What is it?
It’s necessary to view the refreshed Volvo S80 with a sense of proportion. This car is never going to be an Autocar driver’s favourite. But it could make a case for business drivers who rarely leave the motorway because they need to get where they are going.
The DRIVe, despite its SE specification, retails at £22,245 (our test car’s leather trim and heated seats added £1450 to the price) making it just two or three thousand pounds more expensive than a Mondeo or Insignia.
However, it has rather less power on tap than typical rivals because of the downsized 1.6-litre turbodiesel engine. However, there are extremely competitive leasing rates currently being offered for DRIVe as well as the positive tax effect of a Co2 output of just 129g/km.
What’s it like?
This S80 is pretty pedestrian out of the traps, but once it’s rolling the 107bhp engine has a surprising amount of muscle. 80mph is a comfortable gait and the top (fifth) ratio is well judged enough to allow the car to range between 60mph and 80mph without cog swapping.
Other impressive aspects were the slick ‘box and smooth clutch action, engine and cabin refinement, impressive standard-issue stereo and climate control and the promise of a trans-continental range. Even with the trip computer showing 40.5mpg it predicted a range of 710 miles.
Although on a good stretch of motorway, it can be impressively refined settled, the majority of the time (in the UK at least) the DRIVe is constantly reacting to the road surface.
It gently hops and skips and thumps over even reasonable surfaces.

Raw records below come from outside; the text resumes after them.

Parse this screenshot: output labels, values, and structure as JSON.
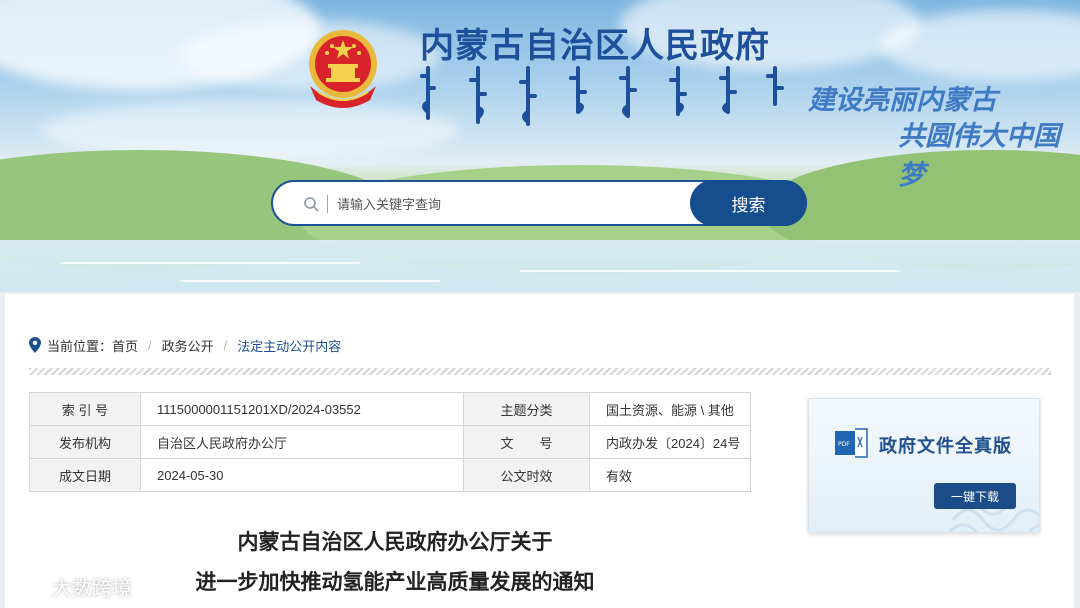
{
  "header": {
    "site_title": "内蒙古自治区人民政府",
    "slogan_line1": "建设亮丽内蒙古",
    "slogan_line2": "共圆伟大中国梦",
    "emblem_icon": "national-emblem-icon"
  },
  "search": {
    "placeholder": "请输入关键字查询",
    "value": "",
    "button_label": "搜索"
  },
  "breadcrumb": {
    "prefix": "当前位置：",
    "items": [
      "首页",
      "政务公开",
      "法定主动公开内容"
    ]
  },
  "info_table": {
    "rows": [
      {
        "label1": "索 引 号",
        "value1": "11150000011512​01XD/2024-03552",
        "label2": "主题分类",
        "value2": "国土资源、能源 \\ 其他"
      },
      {
        "label1": "发布机构",
        "value1": "自治区人民政府办公厅",
        "label2": "文　　号",
        "value2": "内政办发〔2024〕24号"
      },
      {
        "label1": "成文日期",
        "value1": "2024-05-30",
        "label2": "公文时效",
        "value2": "有效"
      }
    ]
  },
  "fulltext": {
    "title": "政府文件全真版",
    "download_label": "一键下载",
    "icon": "pdf-icon"
  },
  "document": {
    "title_line1": "内蒙古自治区人民政府办公厅关于",
    "title_line2": "进一步加快推动氢能产业高质量发展的通知"
  },
  "watermark": {
    "text": "大数跨境"
  },
  "colors": {
    "brand_blue": "#164d8e",
    "title_blue": "#1d4f9a",
    "slogan_blue": "#3f7ac4",
    "table_label_bg": "#f2f2f2"
  }
}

There’s a constant, if moderate, background of agitation and in the hammering motorway rain the car occasional felt as if it needed to be coaxed into running straight and true. Much of the time, these reactions are irritating rather than catastrophic, but they are fundamentally at odds with the S80’s executive demeanor.
However, it’s the steering response in more demanding conditions that undermines this S80. On the fast sweeper from the M3 to M25, the (lightish) steering lost a most of its feel as the lock went on.
On the usually fast M25 to M23 slip road, however, I had to back right off as the steering almost completely lost contact with reality and I ended with no sense of how the car was pulling itself around the sweeping bend.
Should I buy one?
At the beginning of the year, I drove a version of the revised S80 on sports suspension and found it a notable improvement. This particular model, however, remains adrift of the chassis standards set by most mass-market business class cars.
It’s a pity, considering its potential as executive car that’s within the grasp of business drivers.